Filter the entries for lines with the word "COLS".

*** EXERCISE DATA Section Begins ***

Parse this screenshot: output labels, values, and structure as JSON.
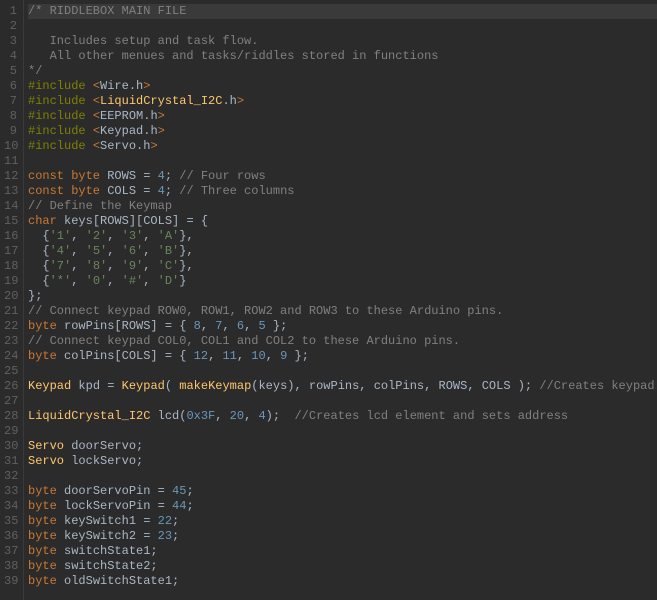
{
  "lines": [
    {
      "n": "1",
      "spans": [
        {
          "c": "t-comment",
          "t": "/* RIDDLEBOX MAIN FILE"
        }
      ],
      "cls": "line1"
    },
    {
      "n": "2",
      "spans": [
        {
          "c": "t-comment",
          "t": ""
        }
      ]
    },
    {
      "n": "3",
      "spans": [
        {
          "c": "t-comment",
          "t": "   Includes setup and task flow."
        }
      ]
    },
    {
      "n": "4",
      "spans": [
        {
          "c": "t-comment",
          "t": "   All other menues and tasks/riddles stored in functions"
        }
      ]
    },
    {
      "n": "5",
      "spans": [
        {
          "c": "t-comment",
          "t": "*/"
        }
      ]
    },
    {
      "n": "6",
      "spans": [
        {
          "c": "t-preproc",
          "t": "#include "
        },
        {
          "c": "t-include-lib",
          "t": "<"
        },
        {
          "c": "t-ident",
          "t": "Wire"
        },
        {
          "c": "t-punct",
          "t": "."
        },
        {
          "c": "t-ident",
          "t": "h"
        },
        {
          "c": "t-include-lib",
          "t": ">"
        }
      ]
    },
    {
      "n": "7",
      "spans": [
        {
          "c": "t-preproc",
          "t": "#include "
        },
        {
          "c": "t-include-lib",
          "t": "<"
        },
        {
          "c": "t-classname",
          "t": "LiquidCrystal_I2C"
        },
        {
          "c": "t-punct",
          "t": "."
        },
        {
          "c": "t-ident",
          "t": "h"
        },
        {
          "c": "t-include-lib",
          "t": ">"
        }
      ]
    },
    {
      "n": "8",
      "spans": [
        {
          "c": "t-preproc",
          "t": "#include "
        },
        {
          "c": "t-include-lib",
          "t": "<"
        },
        {
          "c": "t-ident",
          "t": "EEPROM"
        },
        {
          "c": "t-punct",
          "t": "."
        },
        {
          "c": "t-ident",
          "t": "h"
        },
        {
          "c": "t-include-lib",
          "t": ">"
        }
      ]
    },
    {
      "n": "9",
      "spans": [
        {
          "c": "t-preproc",
          "t": "#include "
        },
        {
          "c": "t-include-lib",
          "t": "<"
        },
        {
          "c": "t-ident",
          "t": "Keypad"
        },
        {
          "c": "t-punct",
          "t": "."
        },
        {
          "c": "t-ident",
          "t": "h"
        },
        {
          "c": "t-include-lib",
          "t": ">"
        }
      ]
    },
    {
      "n": "10",
      "spans": [
        {
          "c": "t-preproc",
          "t": "#include "
        },
        {
          "c": "t-include-lib",
          "t": "<"
        },
        {
          "c": "t-ident",
          "t": "Servo"
        },
        {
          "c": "t-punct",
          "t": "."
        },
        {
          "c": "t-ident",
          "t": "h"
        },
        {
          "c": "t-include-lib",
          "t": ">"
        }
      ]
    },
    {
      "n": "11",
      "spans": []
    },
    {
      "n": "12",
      "spans": [
        {
          "c": "t-keyword",
          "t": "const byte"
        },
        {
          "c": "t-ident",
          "t": " ROWS "
        },
        {
          "c": "t-punct",
          "t": "= "
        },
        {
          "c": "t-number",
          "t": "4"
        },
        {
          "c": "t-punct",
          "t": "; "
        },
        {
          "c": "t-comment",
          "t": "// Four rows"
        }
      ]
    },
    {
      "n": "13",
      "spans": [
        {
          "c": "t-keyword",
          "t": "const byte"
        },
        {
          "c": "t-ident",
          "t": " COLS "
        },
        {
          "c": "t-punct",
          "t": "= "
        },
        {
          "c": "t-number",
          "t": "4"
        },
        {
          "c": "t-punct",
          "t": "; "
        },
        {
          "c": "t-comment",
          "t": "// Three columns"
        }
      ]
    },
    {
      "n": "14",
      "spans": [
        {
          "c": "t-comment",
          "t": "// Define the Keymap"
        }
      ]
    },
    {
      "n": "15",
      "spans": [
        {
          "c": "t-keyword",
          "t": "char"
        },
        {
          "c": "t-ident",
          "t": " keys[ROWS][COLS] "
        },
        {
          "c": "t-punct",
          "t": "= {"
        }
      ]
    },
    {
      "n": "16",
      "spans": [
        {
          "c": "t-punct",
          "t": "  {"
        },
        {
          "c": "t-string",
          "t": "'1'"
        },
        {
          "c": "t-punct",
          "t": ", "
        },
        {
          "c": "t-string",
          "t": "'2'"
        },
        {
          "c": "t-punct",
          "t": ", "
        },
        {
          "c": "t-string",
          "t": "'3'"
        },
        {
          "c": "t-punct",
          "t": ", "
        },
        {
          "c": "t-string",
          "t": "'A'"
        },
        {
          "c": "t-punct",
          "t": "},"
        }
      ]
    },
    {
      "n": "17",
      "spans": [
        {
          "c": "t-punct",
          "t": "  {"
        },
        {
          "c": "t-string",
          "t": "'4'"
        },
        {
          "c": "t-punct",
          "t": ", "
        },
        {
          "c": "t-string",
          "t": "'5'"
        },
        {
          "c": "t-punct",
          "t": ", "
        },
        {
          "c": "t-string",
          "t": "'6'"
        },
        {
          "c": "t-punct",
          "t": ", "
        },
        {
          "c": "t-string",
          "t": "'B'"
        },
        {
          "c": "t-punct",
          "t": "},"
        }
      ]
    },
    {
      "n": "18",
      "spans": [
        {
          "c": "t-punct",
          "t": "  {"
        },
        {
          "c": "t-string",
          "t": "'7'"
        },
        {
          "c": "t-punct",
          "t": ", "
        },
        {
          "c": "t-string",
          "t": "'8'"
        },
        {
          "c": "t-punct",
          "t": ", "
        },
        {
          "c": "t-string",
          "t": "'9'"
        },
        {
          "c": "t-punct",
          "t": ", "
        },
        {
          "c": "t-string",
          "t": "'C'"
        },
        {
          "c": "t-punct",
          "t": "},"
        }
      ]
    },
    {
      "n": "19",
      "spans": [
        {
          "c": "t-punct",
          "t": "  {"
        },
        {
          "c": "t-string",
          "t": "'*'"
        },
        {
          "c": "t-punct",
          "t": ", "
        },
        {
          "c": "t-string",
          "t": "'0'"
        },
        {
          "c": "t-punct",
          "t": ", "
        },
        {
          "c": "t-string",
          "t": "'#'"
        },
        {
          "c": "t-punct",
          "t": ", "
        },
        {
          "c": "t-string",
          "t": "'D'"
        },
        {
          "c": "t-punct",
          "t": "}"
        }
      ]
    },
    {
      "n": "20",
      "spans": [
        {
          "c": "t-punct",
          "t": "};"
        }
      ]
    },
    {
      "n": "21",
      "spans": [
        {
          "c": "t-comment",
          "t": "// Connect keypad ROW0, ROW1, ROW2 and ROW3 to these Arduino pins."
        }
      ]
    },
    {
      "n": "22",
      "spans": [
        {
          "c": "t-keyword",
          "t": "byte"
        },
        {
          "c": "t-ident",
          "t": " rowPins[ROWS] "
        },
        {
          "c": "t-punct",
          "t": "= { "
        },
        {
          "c": "t-number",
          "t": "8"
        },
        {
          "c": "t-punct",
          "t": ", "
        },
        {
          "c": "t-number",
          "t": "7"
        },
        {
          "c": "t-punct",
          "t": ", "
        },
        {
          "c": "t-number",
          "t": "6"
        },
        {
          "c": "t-punct",
          "t": ", "
        },
        {
          "c": "t-number",
          "t": "5"
        },
        {
          "c": "t-punct",
          "t": " };"
        }
      ]
    },
    {
      "n": "23",
      "spans": [
        {
          "c": "t-comment",
          "t": "// Connect keypad COL0, COL1 and COL2 to these Arduino pins."
        }
      ]
    },
    {
      "n": "24",
      "spans": [
        {
          "c": "t-keyword",
          "t": "byte"
        },
        {
          "c": "t-ident",
          "t": " colPins[COLS] "
        },
        {
          "c": "t-punct",
          "t": "= { "
        },
        {
          "c": "t-number",
          "t": "12"
        },
        {
          "c": "t-punct",
          "t": ", "
        },
        {
          "c": "t-number",
          "t": "11"
        },
        {
          "c": "t-punct",
          "t": ", "
        },
        {
          "c": "t-number",
          "t": "10"
        },
        {
          "c": "t-punct",
          "t": ", "
        },
        {
          "c": "t-number",
          "t": "9"
        },
        {
          "c": "t-punct",
          "t": " };"
        }
      ]
    },
    {
      "n": "25",
      "spans": []
    },
    {
      "n": "26",
      "spans": [
        {
          "c": "t-classname",
          "t": "Keypad"
        },
        {
          "c": "t-ident",
          "t": " kpd "
        },
        {
          "c": "t-punct",
          "t": "= "
        },
        {
          "c": "t-classname",
          "t": "Keypad"
        },
        {
          "c": "t-punct",
          "t": "( "
        },
        {
          "c": "t-func",
          "t": "makeKeymap"
        },
        {
          "c": "t-punct",
          "t": "(keys), rowPins, colPins, ROWS, COLS ); "
        },
        {
          "c": "t-comment",
          "t": "//Creates keypad element"
        }
      ]
    },
    {
      "n": "27",
      "spans": []
    },
    {
      "n": "28",
      "spans": [
        {
          "c": "t-classname",
          "t": "LiquidCrystal_I2C"
        },
        {
          "c": "t-ident",
          "t": " lcd"
        },
        {
          "c": "t-punct",
          "t": "("
        },
        {
          "c": "t-number",
          "t": "0x3F"
        },
        {
          "c": "t-punct",
          "t": ", "
        },
        {
          "c": "t-number",
          "t": "20"
        },
        {
          "c": "t-punct",
          "t": ", "
        },
        {
          "c": "t-number",
          "t": "4"
        },
        {
          "c": "t-punct",
          "t": ");  "
        },
        {
          "c": "t-comment",
          "t": "//Creates lcd element and sets address"
        }
      ]
    },
    {
      "n": "29",
      "spans": []
    },
    {
      "n": "30",
      "spans": [
        {
          "c": "t-classname",
          "t": "Servo"
        },
        {
          "c": "t-ident",
          "t": " doorServo;"
        }
      ]
    },
    {
      "n": "31",
      "spans": [
        {
          "c": "t-classname",
          "t": "Servo"
        },
        {
          "c": "t-ident",
          "t": " lockServo;"
        }
      ]
    },
    {
      "n": "32",
      "spans": []
    },
    {
      "n": "33",
      "spans": [
        {
          "c": "t-keyword",
          "t": "byte"
        },
        {
          "c": "t-ident",
          "t": " doorServoPin "
        },
        {
          "c": "t-punct",
          "t": "= "
        },
        {
          "c": "t-number",
          "t": "45"
        },
        {
          "c": "t-punct",
          "t": ";"
        }
      ]
    },
    {
      "n": "34",
      "spans": [
        {
          "c": "t-keyword",
          "t": "byte"
        },
        {
          "c": "t-ident",
          "t": " lockServoPin "
        },
        {
          "c": "t-punct",
          "t": "= "
        },
        {
          "c": "t-number",
          "t": "44"
        },
        {
          "c": "t-punct",
          "t": ";"
        }
      ]
    },
    {
      "n": "35",
      "spans": [
        {
          "c": "t-keyword",
          "t": "byte"
        },
        {
          "c": "t-ident",
          "t": " keySwitch1 "
        },
        {
          "c": "t-punct",
          "t": "= "
        },
        {
          "c": "t-number",
          "t": "22"
        },
        {
          "c": "t-punct",
          "t": ";"
        }
      ]
    },
    {
      "n": "36",
      "spans": [
        {
          "c": "t-keyword",
          "t": "byte"
        },
        {
          "c": "t-ident",
          "t": " keySwitch2 "
        },
        {
          "c": "t-punct",
          "t": "= "
        },
        {
          "c": "t-number",
          "t": "23"
        },
        {
          "c": "t-punct",
          "t": ";"
        }
      ]
    },
    {
      "n": "37",
      "spans": [
        {
          "c": "t-keyword",
          "t": "byte"
        },
        {
          "c": "t-ident",
          "t": " switchState1;"
        }
      ]
    },
    {
      "n": "38",
      "spans": [
        {
          "c": "t-keyword",
          "t": "byte"
        },
        {
          "c": "t-ident",
          "t": " switchState2;"
        }
      ]
    },
    {
      "n": "39",
      "spans": [
        {
          "c": "t-keyword",
          "t": "byte"
        },
        {
          "c": "t-ident",
          "t": " oldSwitchState1;"
        }
      ]
    }
  ]
}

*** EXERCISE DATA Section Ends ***

_ANSWER FOR THE TASK_
          "t": " COLS "
          "t": " keys[ROWS][COLS] "
          "t": " colPins[COLS] "
          "t": "(keys), rowPins, colPins, ROWS, COLS ); "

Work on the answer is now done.